Unfortunately, many of the children who are eligible for these school meals don’t eat them. Sometimes that’s because red-tape around eligibility determinations gets in the way, but all too often it’s because children fear being stigmatized for taking a free school meal.
There’s now a solution to both of these issues. Community eligibility, an important new feature of the National School Lunch and School Breakfast Programs, can help schools in high-poverty areas meet the nutrition needs of school-aged children by serving breakfast and lunch to all students at no charge. Community eligibility, which is already operating in 4,000 high-poverty schools in 11 states, will be available nationwide for the 2014-2015 school year.
In school districts with high concentrations of poverty, the entire district can qualify for community eligibility. Otherwise, individual schools or groups of schools can qualify.
States have now published lists of the more than 25,000 schools that qualify for community eligibility. More than one in five school districts across the country could implement community eligibility district-wide.
But school districts must decide by June 30 if they want to implement community eligibility in some or all of their qualifying schools for the 2014-2015 school year. Because community eligibility is new in 40 states, some school districts that could benefit from participating do not know how it can benefit both schools and students.
Community eligibility streamlines program operations, freeing up staff time and resources to improve the quality of meals served or to focus on other education priorities. Most important, in school districts that have already adopted community eligibility, more children eat breakfast and lunch at school. As a result, community eligibility is helping to address child hunger in those areas.
Growing up in poverty and without reliable access to food can have lasting effects on a child’s health and ability to learn.
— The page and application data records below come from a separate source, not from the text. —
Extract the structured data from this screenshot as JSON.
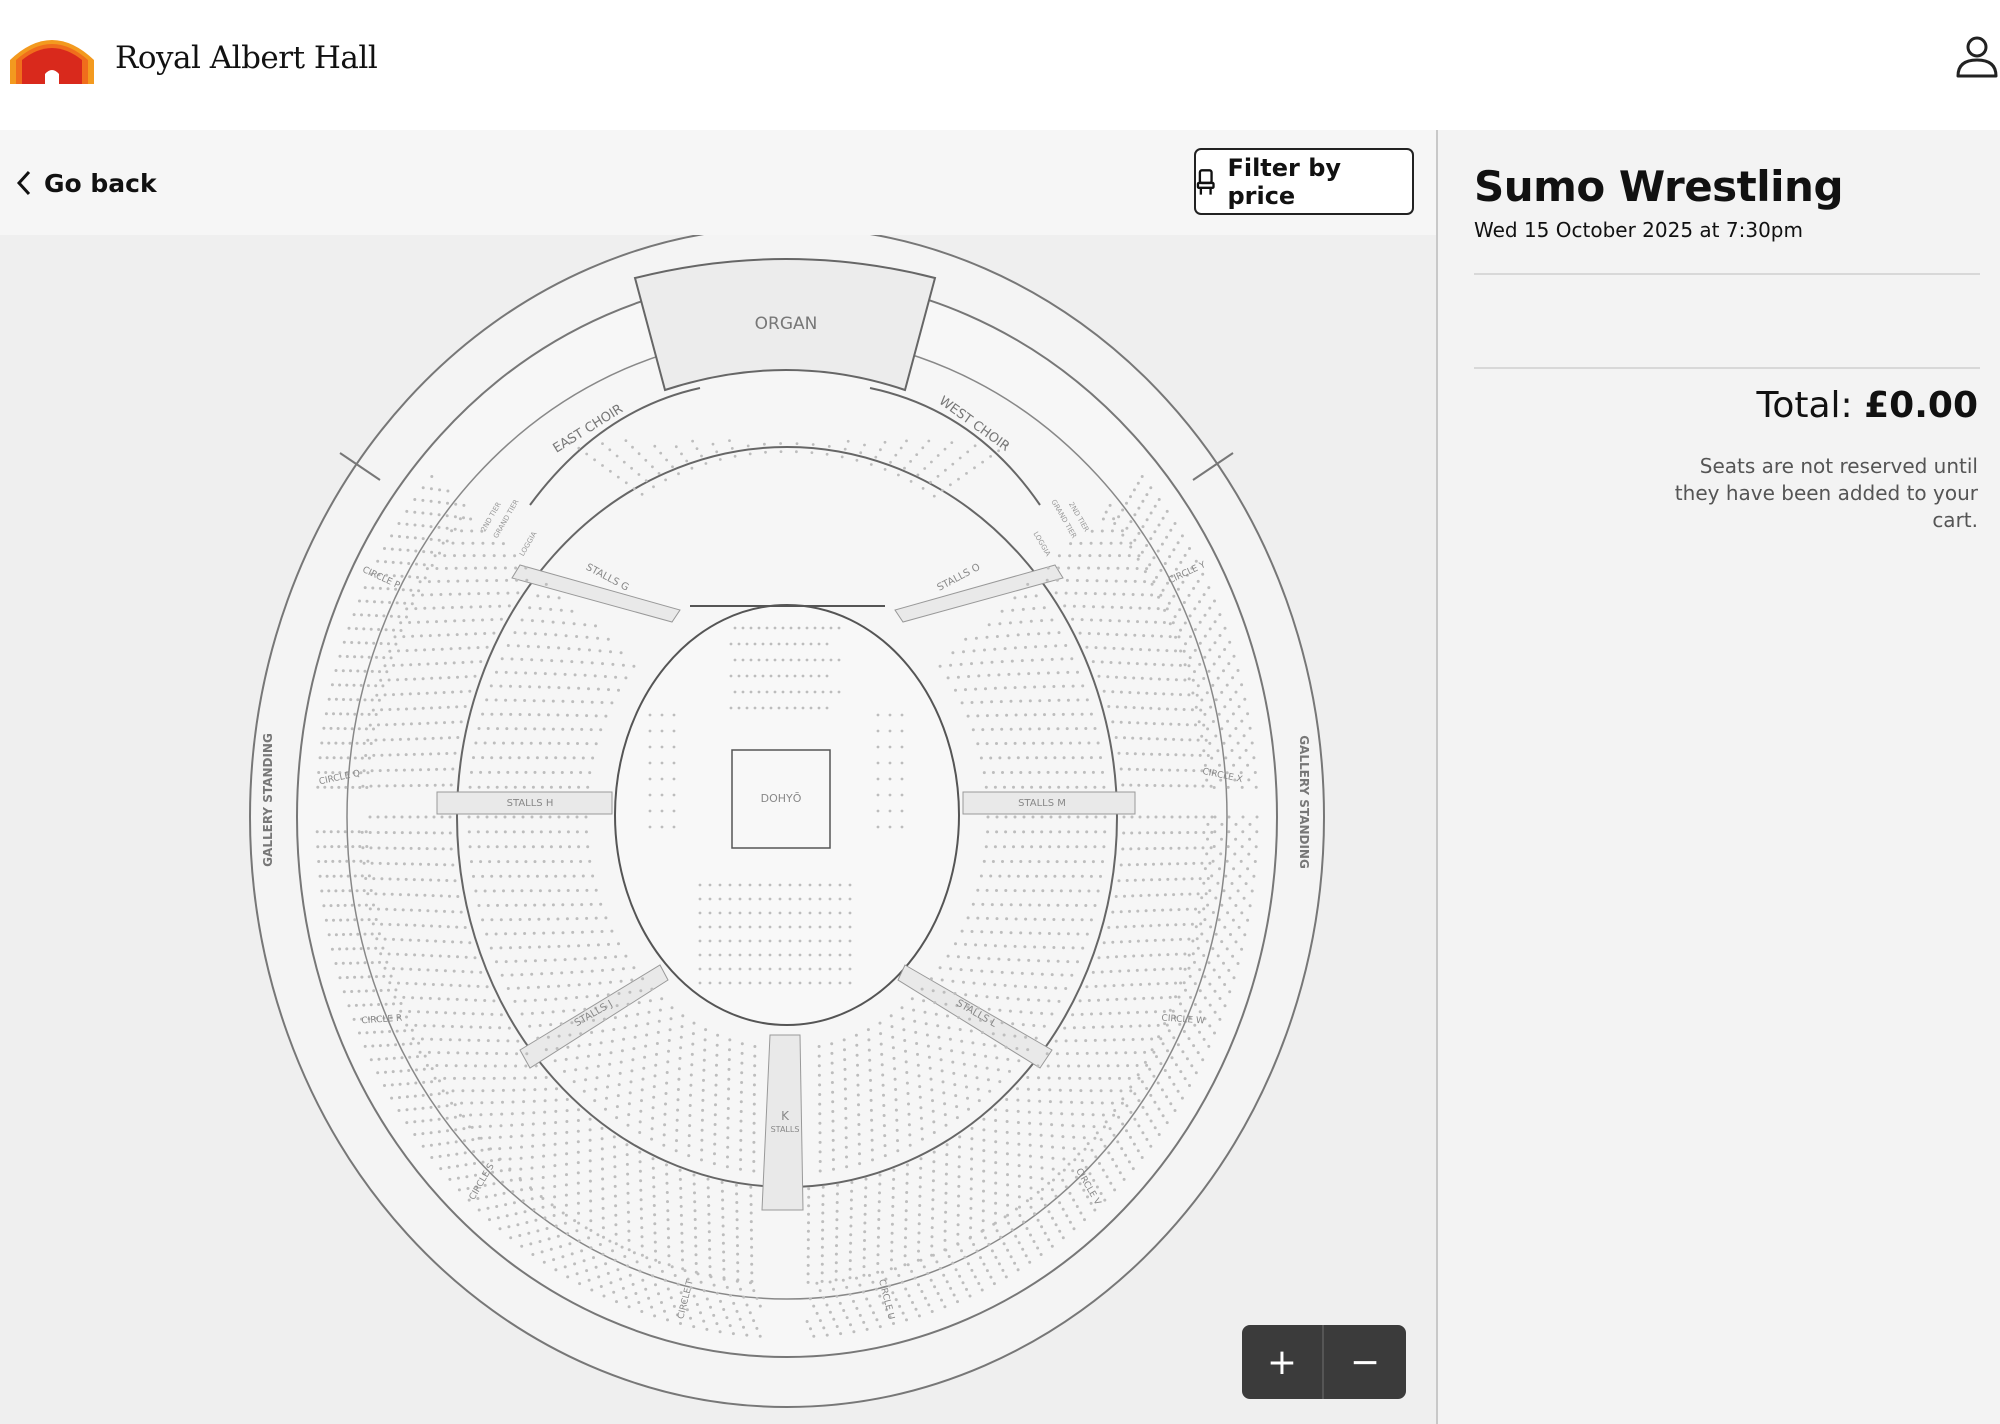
{
  "header": {
    "brand": "Royal Albert Hall",
    "logo_icon": "royal-albert-hall-logo",
    "account_icon": "user-icon"
  },
  "toolbar": {
    "back_label": "Go back",
    "filter_label": "Filter by price"
  },
  "event": {
    "title": "Sumo Wrestling",
    "date": "Wed 15 October 2025 at 7:30pm"
  },
  "cart": {
    "total_label": "Total:",
    "total_value": "£0.00",
    "note": "Seats are not reserved until they have been added to your cart."
  },
  "map": {
    "organ": "ORGAN",
    "east_choir": "EAST CHOIR",
    "west_choir": "WEST CHOIR",
    "dohyo": "DOHYŌ",
    "gallery_left": "GALLERY STANDING",
    "gallery_right": "GALLERY STANDING",
    "stalls_g": "STALLS G",
    "stalls_h": "STALLS H",
    "stalls_j": "STALLS J",
    "stalls_k": "K",
    "stalls_k_sub": "STALLS",
    "stalls_l": "STALLS L",
    "stalls_m": "STALLS M",
    "stalls_o": "STALLS O",
    "circle_p": "CIRCLE P",
    "circle_q": "CIRCLE Q",
    "circle_r": "CIRCLE R",
    "circle_s": "CIRCLE S",
    "circle_t": "CIRCLE T",
    "circle_u": "CIRCLE U",
    "circle_v": "CIRCLE V",
    "circle_w": "CIRCLE W",
    "circle_x": "CIRCLE X",
    "circle_y": "CIRCLE Y",
    "loggia_left": "LOGGIA",
    "loggia_right": "LOGGIA",
    "grand_tier_left": "GRAND TIER",
    "grand_tier_right": "GRAND TIER",
    "second_tier_left": "2ND TIER",
    "second_tier_right": "2ND TIER"
  },
  "zoom": {
    "in_label": "+",
    "out_label": "−"
  },
  "colors": {
    "panel": "#efefef",
    "sidebar": "#f3f3f3",
    "zoom_bg": "#3b3b3b",
    "seat": "#bdbdbd",
    "logo_red": "#d9291c",
    "logo_orange": "#f39a1f"
  }
}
Community leaders and policymakers in high-poverty areas—regardless of whether they work on hunger issues—can alleviate child hunger by making sure their local schools know about community eligibility so they can take advantage of this powerful new tool to help children.
For more information about implementing community eligibility, please contact Becca Segal at firstname.lastname@example.org.